  • The geometric objects considered in algebraic geometry need not be smooth (i.e. they need not be manifolds). Even if our primary interest is in smooth objects, degenerations to singular objects can greatly simplify a problem. This is a main point that distinguishes algebraic geometry from other "geometric" theories (e.g. differential or symplectic geometry). Of course, this comes at a price: our theory must be strong enough to include such singular objects and make statements how things vary when we degenerate from from smooth to singular objects. In this regard, algebraic geometry is related to singularity theory which studies precisely these questions.

    Let's look at the example y5=x2-1.

    Question 5: Use Maple or a graphing calculator to plot the real solutions (you can convert the equation to (x^2-1)^(1/5) if you like) with x values ranging from -100 to 100. Sketch your plot.

    Question 6: Now zoom in and sketch a plot of the real solutions with x values ranging from -2 to 2. Sketch your plot.

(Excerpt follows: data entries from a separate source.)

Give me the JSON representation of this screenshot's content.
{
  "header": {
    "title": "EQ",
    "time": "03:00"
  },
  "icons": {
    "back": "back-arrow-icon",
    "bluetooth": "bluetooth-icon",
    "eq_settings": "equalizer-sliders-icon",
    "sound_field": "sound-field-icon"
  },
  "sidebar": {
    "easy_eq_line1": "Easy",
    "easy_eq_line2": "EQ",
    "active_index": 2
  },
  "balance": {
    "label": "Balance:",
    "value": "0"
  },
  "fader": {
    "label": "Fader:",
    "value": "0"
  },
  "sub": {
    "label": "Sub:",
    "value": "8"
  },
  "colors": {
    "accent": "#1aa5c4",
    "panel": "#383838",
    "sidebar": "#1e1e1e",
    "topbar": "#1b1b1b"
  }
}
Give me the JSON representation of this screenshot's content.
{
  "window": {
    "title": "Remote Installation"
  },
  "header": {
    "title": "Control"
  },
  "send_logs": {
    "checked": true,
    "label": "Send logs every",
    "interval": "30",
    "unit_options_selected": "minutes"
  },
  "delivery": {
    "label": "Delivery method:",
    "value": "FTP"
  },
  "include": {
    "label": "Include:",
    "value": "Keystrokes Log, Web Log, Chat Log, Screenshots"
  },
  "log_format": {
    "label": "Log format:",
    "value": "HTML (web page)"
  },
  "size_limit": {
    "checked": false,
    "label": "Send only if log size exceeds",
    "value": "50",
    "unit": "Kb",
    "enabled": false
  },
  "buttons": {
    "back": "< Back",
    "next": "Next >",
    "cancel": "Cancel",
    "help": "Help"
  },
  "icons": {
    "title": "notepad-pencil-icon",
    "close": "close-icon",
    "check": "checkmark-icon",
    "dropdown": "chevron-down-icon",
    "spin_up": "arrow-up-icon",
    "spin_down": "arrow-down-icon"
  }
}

    Question 7: Now zoom in even further and sketch a plot of the real solutions with x values ranging from -1 to 1. Sketch your plot.

    Question 8: In Maple, when I plot using plot((x^2-1)^(1/5),x=-1..1); there doesn't seem to be any solultions. Look back at the equation to see whether there should be. Explain.

    Question 9: Take a look at these projections of the solutions. Why are they so different than your sketches?

    Read What can algebraic geometry be used for?

    You must complete up to this portion - if not, complete this for homework.

    If time remains, then skim through The Algebraic Geometry Notebooks for Non-Experts by Aksel Sogstad . Note: If you don't have time to read this in class, then don't worry about it, as this is not homework.

    Adapted by Dr. Sarah from excerpts taken from Peter Stiller's What is Algebraic Geometry,   The Algebraic Geometry Notebooks for Non-Experts,   Tyler J. Jarvis' Projections of Complex Algebraic Curves to Real 3-space , and Andreas Gathmann's What is Algebraic Geometry?